Also be wary of low fee structures that brag about the low cost that the publisher  will extend to you when you order copies of your own book from the publisher. These publishers are not really publishers at all, but rather they are printers masquerading as publishers. A real publisher, like Page Publishing of New York City,  does not own a printing facility and has no interest in printing books and selling them back to the author. A real publisher’s only interest is in selling the author’s book to the public at large, for the benefit of the author and the publisher. Don’t be fooled by a printer in disguise who holds themselves out as a “publisher” and advises you to buy large quantities of your own book so that you can sell them at book signings, church groups, flea markets, etc. The whole point of being a published author and working with a publishing house- aside form the pride that goes along with it- is for you to not have to engage in actually selling your book yourself- that is the publisher’s job!



What type of revenue should I expect from the sale of a physical edition of my book?

Most authors might not realize it, but when it comes to hard-copy editions of a book, publishers do not sell books directly to book stores. Instead, publishers work through an intermediary distributor/wholesaler. There are really only two such wholesalers in the entire United States- Ingram (the largest) and Baker & Taylor. When a bookstore wishes to stock a book on its shelves, it orders that book through the wholesaler who then in turn obtains the book from the publisher. For example, if Page Publishing is your publisher and a particular book stores wishes to stock 50 copies of your book on its shelves, it would place the order through Ingram who would purchase the book from Page Publishing at a wholesale discount- typically 55% off the retail price. Thus if your book is retailing for $19.95, Ingram would buy the book from your publisher for $8.98 and then sell it to the bookstore at a markup of 10% to 20% above that. As the author, you and your publisher are really only concerned with the price received form Ingram- it does not matter to you how much Ingram sells the book to a bookstore for, nor does it matter how much that bookstore sells the book to the public for. Your revenue is $8.98 before printing costs and commission or royalty to the publisher. Assuming a cost of $2.00 for printing and 20 cents to the publisher, your profit on this hard-copy book would be $6.78.

Should I make my book available in both ePub and physical editions?

This is a common question asked by new authors- should I publish my book in only ePub format or should I go the extra mile and publish a print edition as well? The answer is most definitely that you should print both editions if possible. While it is true that roughly 50% of all books sales now take place in digital format (i.e. downloaded to iPads, Nooks, Kindles, etc.) and this is an astounding number, it still means that the other 50% of all book sales take place in the print realm. Why would anyone knowingly forsake 50% of their potential client base? Some authors do because they are so persuaded by cheap-and-easy publishers who do not have the ability to distribute book sin print, and thus they urge the simpler (and cheaper) route of ePub only distribution.

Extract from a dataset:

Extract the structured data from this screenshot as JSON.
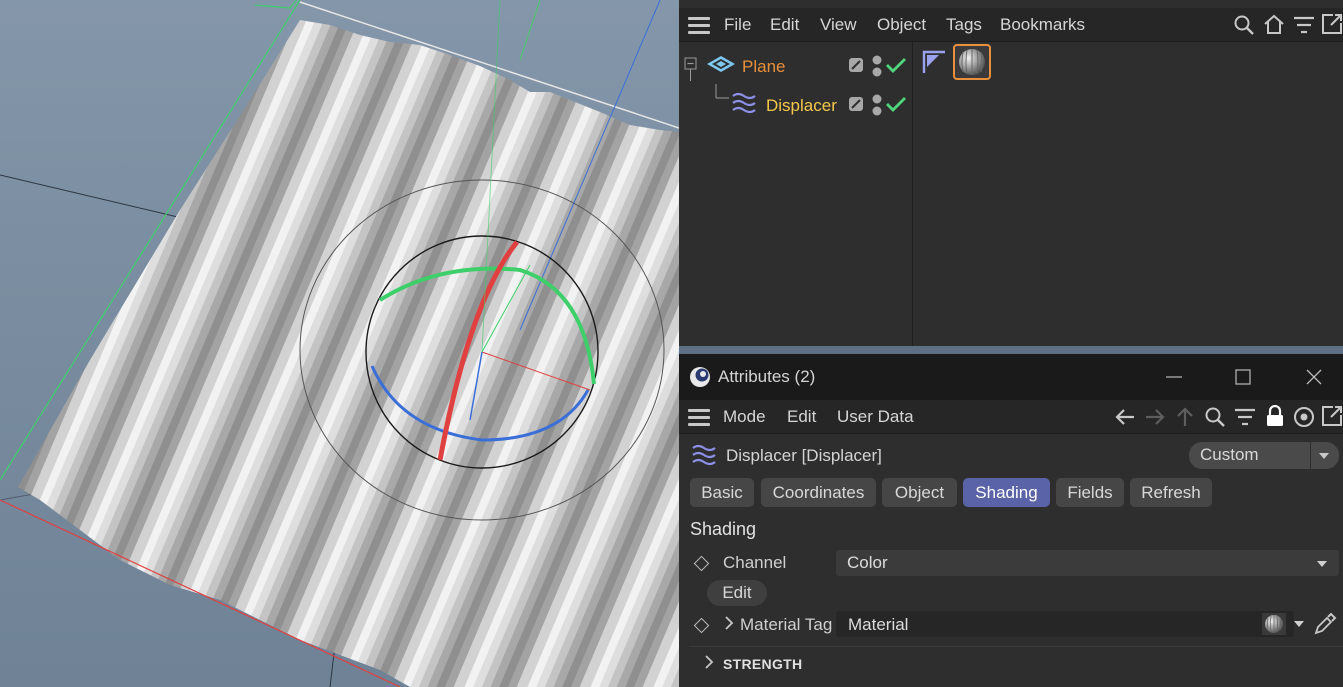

A true full-service publisher, like Page Publishing of New York City,  will have an established print distribution network, and should be an authorized/approved publisher with Ingram or Baker & Taylor (the two leading book wholesalers in the United States). Don’t be fooled into accepting print distribution through Amazon alone. Amazon is great and they move a large number of print books- probably more so than retail book stores- book you still need retail books store distribution as well. Remember- your book deserves as much exposure and distribution as possible. Demand it all!